The following examples demonstrate some core concepts of maneuvering in FreeFlyer using the FiniteBurn object.
Note: As of FreeFlyer 7.3, the default timing precision mode is nanosecond precision mode. For older Mission Plans that have not yet been converted from millisecond precision mode, the syntax for working with epochs and calendar date/time strings is different. See the timing precision mode page for more information.
Maneuver a Spacecraft Once
This example models a finite burn of 300 seconds in the forward velocity direction. The FiniteBurn attitude is input as LVLH (X-component in the orbit co-velocity direction). The thrust is specified as 5 lb (22.241 N) and the specific impulse is specified as 220 seconds, typical of hydrazine propellant. The Maneuver Command can also generate a maneuver report. This report includes the pre- and post-maneuver states of the Spacecraft as well as burn durations, vector deltas, and Tank and Thruster data. When the Maneuver command is used within a targeting loop, the report will only be generated if the targeting loop converges to a solution. Only the report for the solution will be generated. All executions of the loop for perturbation of the inputs and all nominal executions of the loop before convergence will not generate a report.

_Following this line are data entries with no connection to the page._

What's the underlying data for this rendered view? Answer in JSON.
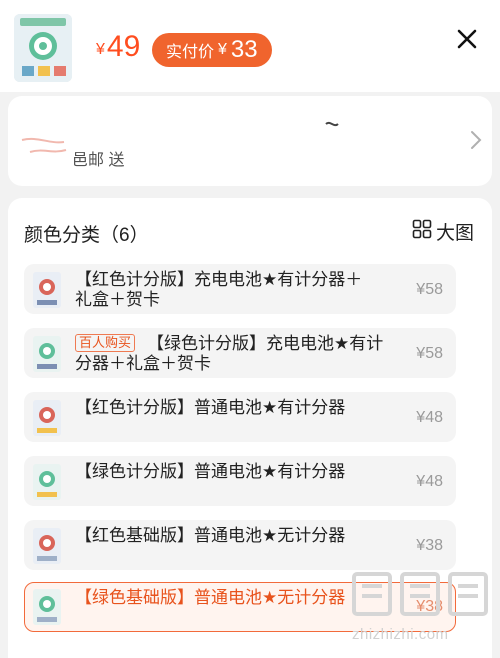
{
  "header": {
    "currency": "¥",
    "price": "49",
    "actual_label": "实付价",
    "actual_currency": "¥",
    "actual_price": "33",
    "close_icon": "close-icon"
  },
  "address": {
    "text": "邑邮  送    ",
    "chevron_icon": "chevron-right-icon"
  },
  "sku_section": {
    "title": "颜色分类（6）",
    "bigview_label": "大图",
    "bigview_icon": "grid-icon",
    "items": [
      {
        "name": "【红色计分版】充电电池★有计分器＋礼盒＋贺卡",
        "price": "¥58",
        "tag": ""
      },
      {
        "name": "【绿色计分版】充电电池★有计分器＋礼盒＋贺卡",
        "price": "¥58",
        "tag": "百人购买"
      },
      {
        "name": "【红色计分版】普通电池★有计分器",
        "price": "¥48",
        "tag": ""
      },
      {
        "name": "【绿色计分版】普通电池★有计分器",
        "price": "¥48",
        "tag": ""
      },
      {
        "name": "【红色基础版】普通电池★无计分器",
        "price": "¥38",
        "tag": ""
      },
      {
        "name": "【绿色基础版】普通电池★无计分器",
        "price": "¥38",
        "tag": "",
        "selected": true
      }
    ]
  },
  "watermark": {
    "text": "zhizhizhi.com"
  },
  "colors": {
    "accent": "#f0642d",
    "price_red": "#ff4d1f",
    "panel_bg": "#ffffff",
    "page_bg": "#f2f2f2"
  }
}
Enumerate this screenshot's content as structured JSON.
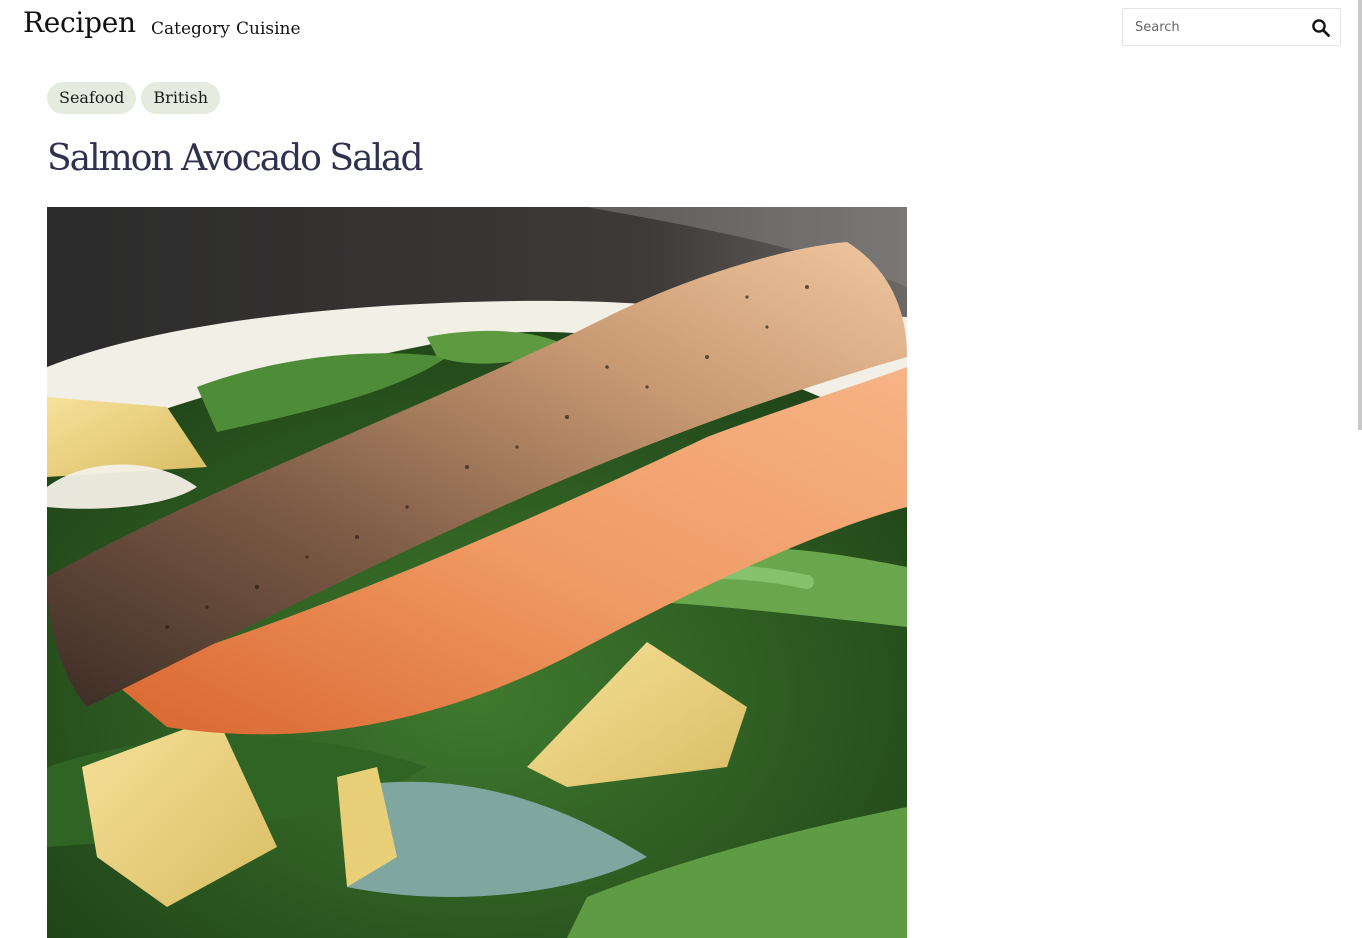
{
  "header": {
    "logo": "Recipen",
    "nav": [
      {
        "label": "Category"
      },
      {
        "label": "Cuisine"
      }
    ],
    "search": {
      "placeholder": "Search",
      "value": "",
      "icon": "search-icon"
    }
  },
  "recipe": {
    "tags": [
      "Seafood",
      "British"
    ],
    "title": "Salmon Avocado Salad",
    "image_icon": "recipe-photo"
  },
  "colors": {
    "tag_bg": "#e6ebdf",
    "title": "#2e3150"
  }
}
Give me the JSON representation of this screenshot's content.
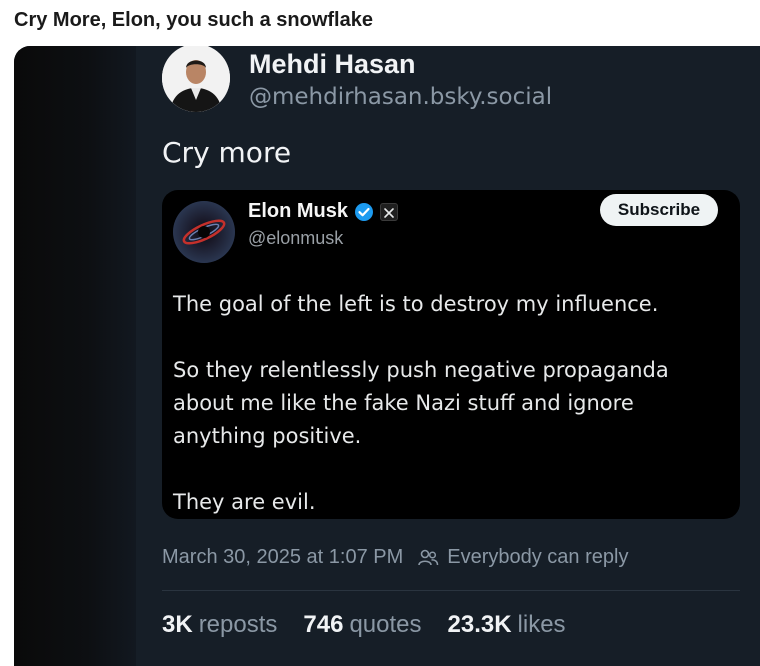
{
  "page": {
    "title": "Cry More, Elon, you such a snowflake"
  },
  "post": {
    "author_name": "Mehdi Hasan",
    "author_handle": "@mehdirhasan.bsky.social",
    "text": "Cry more",
    "timestamp": "March 30, 2025 at 1:07 PM",
    "reply_setting": "Everybody can reply",
    "stats": {
      "reposts_count": "3K",
      "reposts_label": "reposts",
      "quotes_count": "746",
      "quotes_label": "quotes",
      "likes_count": "23.3K",
      "likes_label": "likes"
    }
  },
  "embed": {
    "author_name": "Elon Musk",
    "author_handle": "@elonmusk",
    "subscribe_label": "Subscribe",
    "paragraphs": [
      "The goal of the left is to destroy my influence.",
      "So they relentlessly push negative propaganda about me like the fake Nazi stuff and ignore anything positive.",
      "They are evil."
    ]
  },
  "colors": {
    "background": "#161e27",
    "card": "#000000",
    "muted_text": "#8b98a5",
    "verified": "#1d9bf0"
  },
  "icons": [
    "verified-badge-icon",
    "x-logo-icon",
    "people-icon"
  ]
}
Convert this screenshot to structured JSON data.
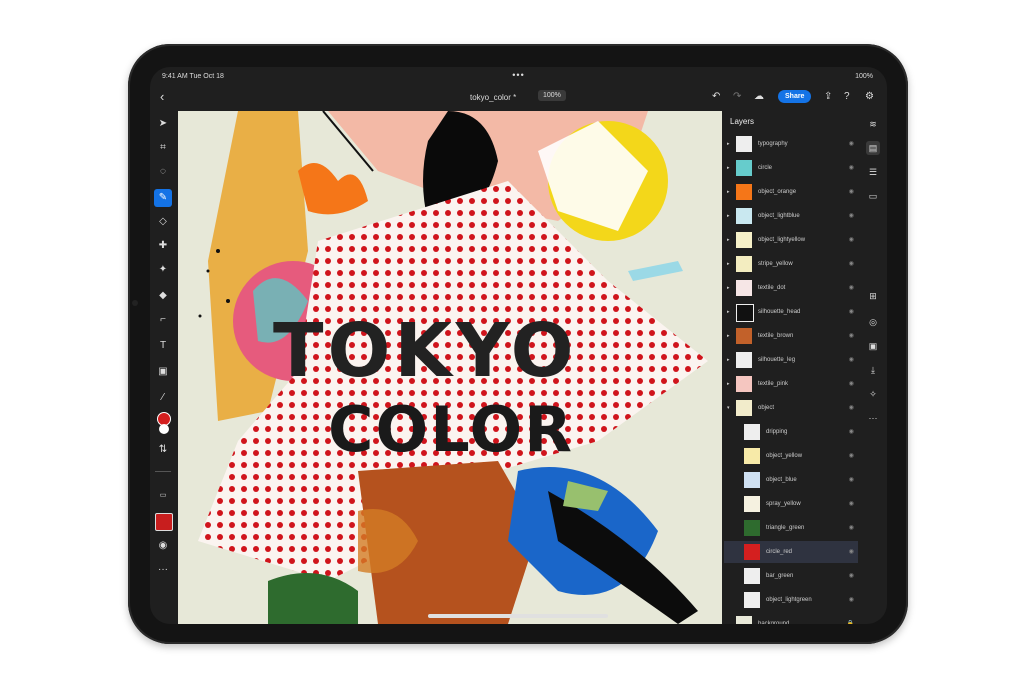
{
  "status": {
    "time": "9:41 AM  Tue Oct 18",
    "battery": "100%"
  },
  "topbar": {
    "doc_title": "tokyo_color *",
    "zoom": "100%",
    "share_label": "Share"
  },
  "layers_panel": {
    "title": "Layers",
    "items": [
      {
        "name": "typography"
      },
      {
        "name": "circle"
      },
      {
        "name": "object_orange"
      },
      {
        "name": "object_lightblue"
      },
      {
        "name": "object_lightyellow"
      },
      {
        "name": "stripe_yellow"
      },
      {
        "name": "textile_dot"
      },
      {
        "name": "silhouette_head"
      },
      {
        "name": "textile_brown"
      },
      {
        "name": "silhouette_leg"
      },
      {
        "name": "textile_pink"
      },
      {
        "name": "object"
      },
      {
        "name": "dripping"
      },
      {
        "name": "object_yellow"
      },
      {
        "name": "object_blue"
      },
      {
        "name": "spray_yellow"
      },
      {
        "name": "triangle_green"
      },
      {
        "name": "circle_red"
      },
      {
        "name": "bar_green"
      },
      {
        "name": "object_lightgreen"
      },
      {
        "name": "background"
      }
    ]
  },
  "canvas": {
    "text_line1": "TOKYO",
    "text_line2": "COLOR"
  },
  "colors": {
    "accent": "#1473e6",
    "selected_layer": "#2f3340"
  }
}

Maneuver a Spacecraft Continuously
This example shows a Spacecraft being maneuvered continuously over a two-hour While loop. A Step command is not necessary because the FiniteBurn has a duration of 10 seconds, which is applied during each iteration of the loop. The burn is in the velocity direction of an initially circular orbit, and the Spacecraft has already been configured with a Tank and Thruster through the Object Editor. The Mission Plan also includes a PlotWindow that graphs the Spacecraft Height vs Time, as shown below.
Maneuver a Spacecraft using Linear Tangent Steering
This example shows a Spacecraft being maneuvered using the Linear Tangent Steering guidance mode. The Spacecraft has been configured with a Tank and Thruster and the FiniteBurn will be in the tangential velocity direction of the initial orbit.
Calculate Fuel Used
This example demonstrates how you would calculate the mass of fuel used by a FiniteBurn object after calling the Maneuver command.
Output Report Excerpt: